Working from the records beneath this line, reproduce each one exactly.

Data items ->
------------------------------
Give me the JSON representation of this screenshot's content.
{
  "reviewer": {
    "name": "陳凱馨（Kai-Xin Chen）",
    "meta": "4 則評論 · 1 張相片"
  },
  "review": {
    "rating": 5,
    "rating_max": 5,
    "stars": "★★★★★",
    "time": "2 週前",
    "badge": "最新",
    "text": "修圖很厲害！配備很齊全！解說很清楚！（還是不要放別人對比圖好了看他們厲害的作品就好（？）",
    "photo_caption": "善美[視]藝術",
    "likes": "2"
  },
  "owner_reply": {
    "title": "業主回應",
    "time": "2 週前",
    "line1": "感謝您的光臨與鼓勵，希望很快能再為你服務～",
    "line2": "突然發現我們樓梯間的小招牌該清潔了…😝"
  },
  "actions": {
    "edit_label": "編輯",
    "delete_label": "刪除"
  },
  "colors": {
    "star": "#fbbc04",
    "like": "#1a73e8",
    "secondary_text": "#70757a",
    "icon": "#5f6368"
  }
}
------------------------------
WORKED SOLUTION ->
Give me the JSON representation of this screenshot's content.
{
  "reviewer": {
    "name": "陳凱馨（Kai-Xin Chen）",
    "meta": "4 則評論 · 1 張相片"
  },
  "review": {
    "rating": 5,
    "rating_max": 5,
    "stars": "★★★★★",
    "time": "2 週前",
    "badge": "最新",
    "text": "修圖很厲害！配備很齊全！解說很清楚！（還是不要放別人對比圖好了看他們厲害的作品就好（？）",
    "photo_caption": "善美[視]藝術",
    "likes": "2"
  },
  "owner_reply": {
    "title": "業主回應",
    "time": "2 週前",
    "line1": "感謝您的光臨與鼓勵，希望很快能再為你服務～",
    "line2": "突然發現我們樓梯間的小招牌該清潔了…😝"
  },
  "actions": {
    "edit_label": "編輯",
    "delete_label": "刪除"
  },
  "colors": {
    "star": "#fbbc04",
    "like": "#1a73e8",
    "secondary_text": "#70757a",
    "icon": "#5f6368"
  }
}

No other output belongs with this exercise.